Part 3, Excerpt from Meditation: The First and Last Freedom, by Osho. My favorite thing he says here is Don’t be a fighter, be a lover. Makes sense….A fighter feels the fight. A lover feels the gaps, the silence.
So what to do? The question is relevant. Watch–don’t try to stop. There is no need to do any action against the mind. In the first place, who will do it? It will be mind fighting mind itself. You will divide your mind into two; one that is trying to boss over, the top-dog, trying to kill the other part of itself–which is absurd. It is a foolish game. Don’t try to stop the mind or the thinking–just watch it, allow it. Allow it total freedom. Let it run as fast as it wants. You don’t try in any way to control it. You just be a witness. It is beautiful!
Mind is one of the most beautiful mechanisms. Science has not yet been able to create anything parallel to mind. Mind still remains the masterpiece–so complicated, so tremendously powerful, with so many potentialities. Watch it! Enjoy it!
And don’t watch like an enemy, because if you look at the mind like an enemy, you cannot watch. You are already prejudiced; you are already against. You have already decided that something is wrong with the mind–you have already concluded. And whenever you look at somebody as an enemy you never look deep. You never look into the eyes; you avoid.
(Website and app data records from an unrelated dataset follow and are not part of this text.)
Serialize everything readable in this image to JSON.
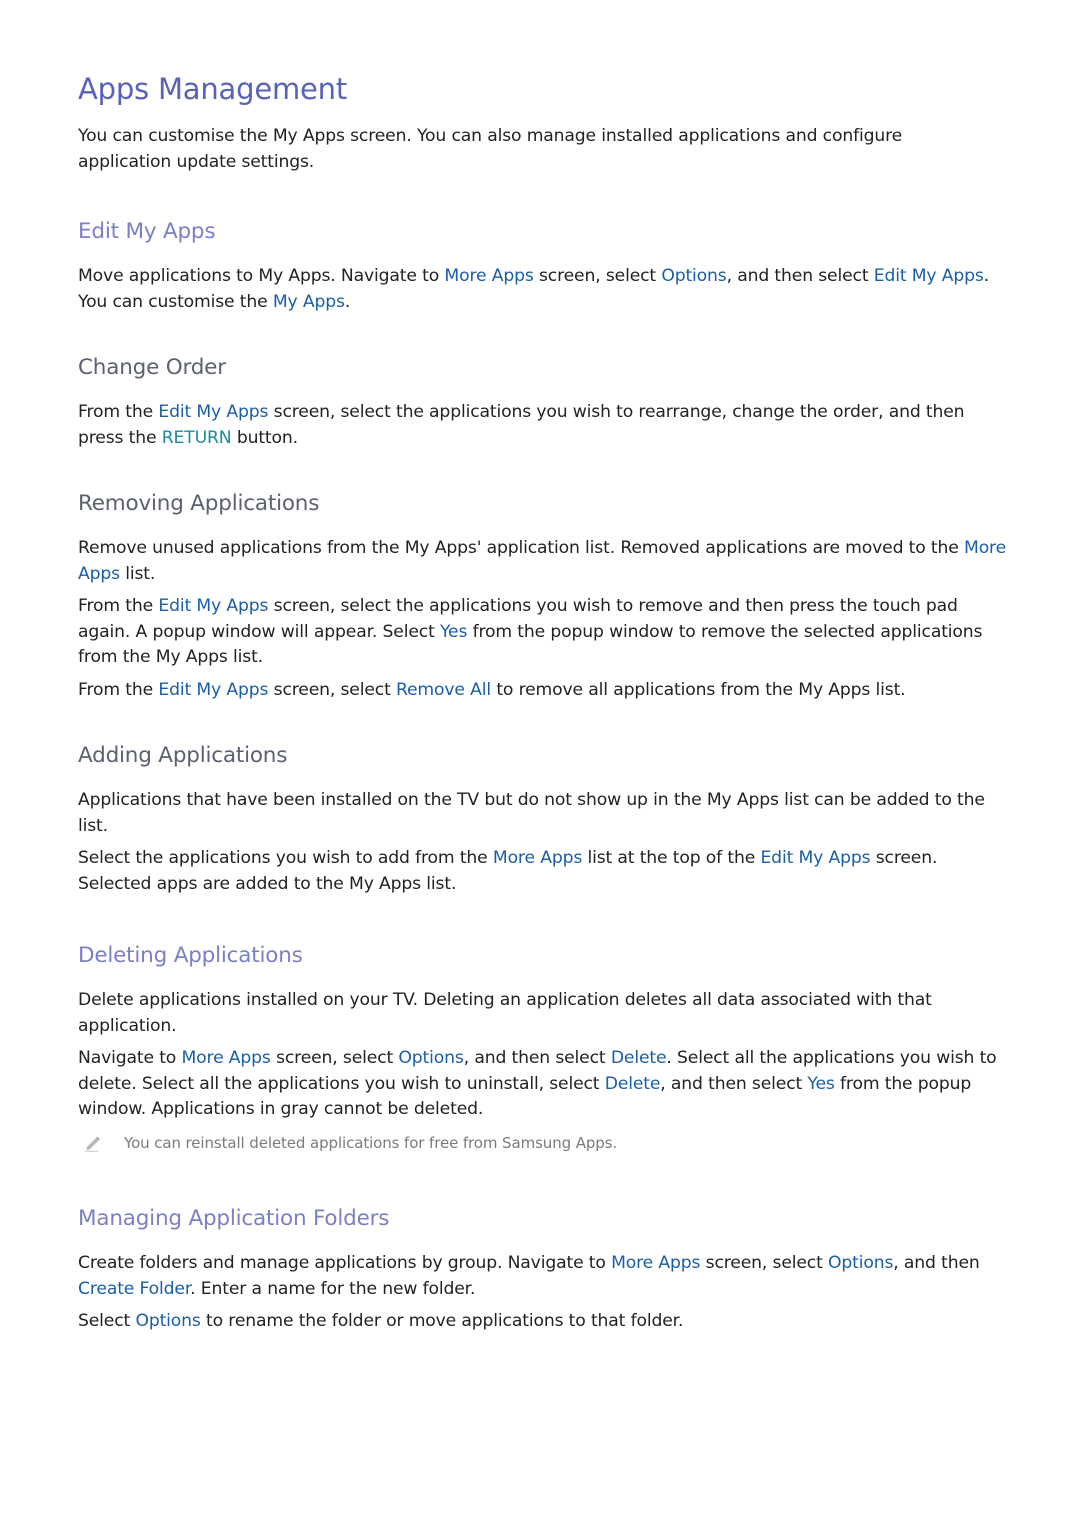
{
  "title": "Apps Management",
  "intro": {
    "l1": "You can customise the My Apps screen. You can also manage installed applications and configure",
    "l2": "application update settings."
  },
  "edit_my_apps": {
    "heading": "Edit My Apps",
    "p1": {
      "t1": "Move applications to My Apps. Navigate to ",
      "k1": "More Apps",
      "t2": " screen, select ",
      "k2": "Options",
      "t3": ", and then select ",
      "k3": "Edit My Apps",
      "t4": ". You can customise the ",
      "k4": "My Apps",
      "t5": "."
    }
  },
  "change_order": {
    "heading": "Change Order",
    "p1": {
      "t1": "From the ",
      "k1": "Edit My Apps",
      "t2": " screen, select the applications you wish to rearrange, change the order, and then press the ",
      "k2": "RETURN",
      "t3": " button."
    }
  },
  "removing": {
    "heading": "Removing Applications",
    "p1": {
      "t1": "Remove unused applications from the My Apps' application list. Removed applications are moved to the ",
      "k1": "More Apps",
      "t2": " list."
    },
    "p2": {
      "t1": "From the ",
      "k1": "Edit My Apps",
      "t2": " screen, select the applications you wish to remove and then press the touch pad again. A popup window will appear. Select ",
      "k2": "Yes",
      "t3": " from the popup window to remove the selected applications from the My Apps list."
    },
    "p3": {
      "t1": "From the ",
      "k1": "Edit My Apps",
      "t2": " screen, select ",
      "k2": "Remove All",
      "t3": " to remove all applications from the My Apps list."
    }
  },
  "adding": {
    "heading": "Adding Applications",
    "p1": {
      "t1": "Applications that have been installed on the TV but do not show up in the My Apps list can be added to the list."
    },
    "p2": {
      "t1": "Select the applications you wish to add from the ",
      "k1": "More Apps",
      "t2": " list at the top of the ",
      "k2": "Edit My Apps",
      "t3": " screen. Selected apps are added to the My Apps list."
    }
  },
  "deleting": {
    "heading": "Deleting Applications",
    "p1": {
      "t1": "Delete applications installed on your TV. Deleting an application deletes all data associated with that application."
    },
    "p2": {
      "t1": "Navigate to ",
      "k1": "More Apps",
      "t2": " screen, select ",
      "k2": "Options",
      "t3": ", and then select ",
      "k3": "Delete",
      "t4": ". Select all the applications you wish to delete. Select all the applications you wish to uninstall, select ",
      "k4": "Delete",
      "t5": ", and then select ",
      "k5": "Yes",
      "t6": " from the popup window. Applications in gray cannot be deleted."
    },
    "note": "You can reinstall deleted applications for free from Samsung Apps."
  },
  "folders": {
    "heading": "Managing Application Folders",
    "p1": {
      "t1": "Create folders and manage applications by group. Navigate to ",
      "k1": "More Apps",
      "t2": " screen, select ",
      "k2": "Options",
      "t3": ", and then ",
      "k3": "Create Folder",
      "t4": ". Enter a name for the new folder."
    },
    "p2": {
      "t1": "Select ",
      "k1": "Options",
      "t2": " to rename the folder or move applications to that folder."
    }
  },
  "colors": {
    "title": "#5a61b9",
    "section_heading": "#7b80c4",
    "sub_heading": "#5c6170",
    "link": "#1b5ea8",
    "button_ref": "#1a8a9c",
    "note_text": "#7a7a80"
  }
}
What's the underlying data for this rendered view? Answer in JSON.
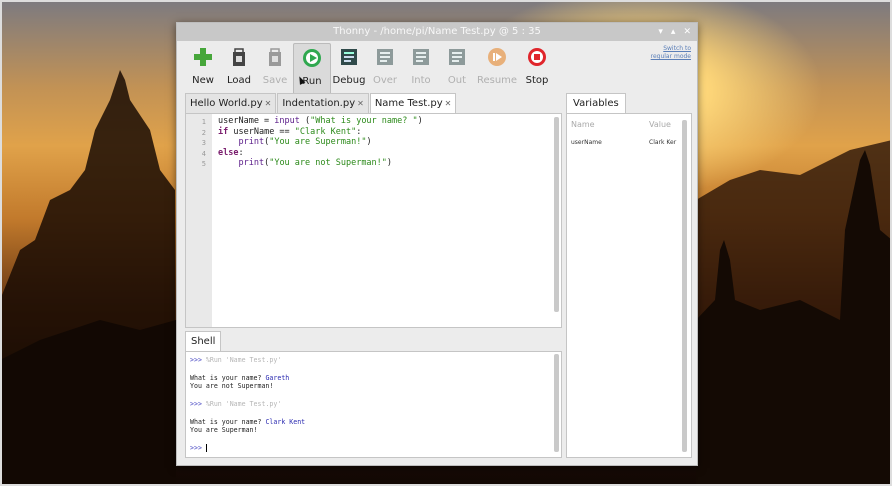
{
  "window": {
    "title": "Thonny  -  /home/pi/Name Test.py  @  5 : 35",
    "controls": [
      "▾",
      "▴",
      "✕"
    ]
  },
  "toolbar": {
    "items": [
      {
        "label": "New",
        "icon": "new-icon",
        "enabled": true
      },
      {
        "label": "Load",
        "icon": "load-icon",
        "enabled": true
      },
      {
        "label": "Save",
        "icon": "save-icon",
        "enabled": false
      },
      {
        "label": "Run",
        "icon": "run-icon",
        "enabled": true
      },
      {
        "label": "Debug",
        "icon": "debug-icon",
        "enabled": true
      },
      {
        "label": "Over",
        "icon": "step-over-icon",
        "enabled": false
      },
      {
        "label": "Into",
        "icon": "step-into-icon",
        "enabled": false
      },
      {
        "label": "Out",
        "icon": "step-out-icon",
        "enabled": false
      },
      {
        "label": "Resume",
        "icon": "resume-icon",
        "enabled": false
      },
      {
        "label": "Stop",
        "icon": "stop-icon",
        "enabled": true
      }
    ],
    "switch_mode": "Switch to regular mode"
  },
  "editor": {
    "tabs": [
      {
        "label": "Hello World.py",
        "close": "✕"
      },
      {
        "label": "Indentation.py",
        "close": "✕"
      },
      {
        "label": "Name Test.py",
        "close": "✕",
        "active": true
      }
    ],
    "line_numbers": [
      "1",
      "2",
      "3",
      "4",
      "5"
    ]
  },
  "shell": {
    "tab_label": "Shell",
    "prompt": ">>>",
    "run_cmd": " %Run 'Name Test.py'",
    "q1": "What is your name? ",
    "a1": "Gareth",
    "r1": "You are not Superman!",
    "q2": "What is your name? ",
    "a2": "Clark Kent",
    "r2": "You are Superman!"
  },
  "variables": {
    "tab_label": "Variables",
    "col_name": "Name",
    "col_value": "Value",
    "rows": [
      {
        "name": "userName",
        "value": "Clark Ker"
      }
    ]
  },
  "colors": {
    "accent_run": "#2fa84f",
    "stop": "#e0252b",
    "new": "#46a63a"
  }
}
Watching the mind means: look at it with deep love, with deep respect, reverence–it is God’s gift to you! Nothing is wrong in thinking itself. It is a beautiful process as other processes are. Clouds moving in the sky are beautiful–why not thoughts moving in the inner sky? Flowers coming to the trees are beautiful–why not thoughts flowering in your being? The river running to the ocean is beautiful–why not this stream of thoughts running somewhere to an unknown destiny? Is it not beautiful?
Look with deep reverence. Don’t be a fighter, be a lover. Watch the subtle nuances of the mind; the sudden turns, the beautiful turns; the sudden jumps and leaps; the games that mind goes on playing; the dreams that it weaves–the imagination, the memory; the thousand and one projections that it creates. Watch! Standing there, not involved. By and by you will start feeling….
As your watchfulness becomes deeper, your awareness becomes deeper. Gaps start arising, intervals. One thought goes, another has not come; there is a gap. One cloud has passed, another is coming; there is a gap.
In those gaps, for the first time, you will have glimpses of no-mind. You will have the taste of no-mind. Call it the taste of Zen, or Tao, or Yoga. In those small intervals, suddenly the sky is clear and sun is shining. Suddenly the world is full of mystery because all barriers are dropped. The screen on your eyes is no longer there. You see clearly, you see penetratingly; the whole existence becomes transparent.
In the beginning, these will be just rare moments, few and far in between. But they will give you glimpses of what Samadhi is. Small pools of silence–they will come and they will disappear. But now you know that you are on the right track–you start watching again.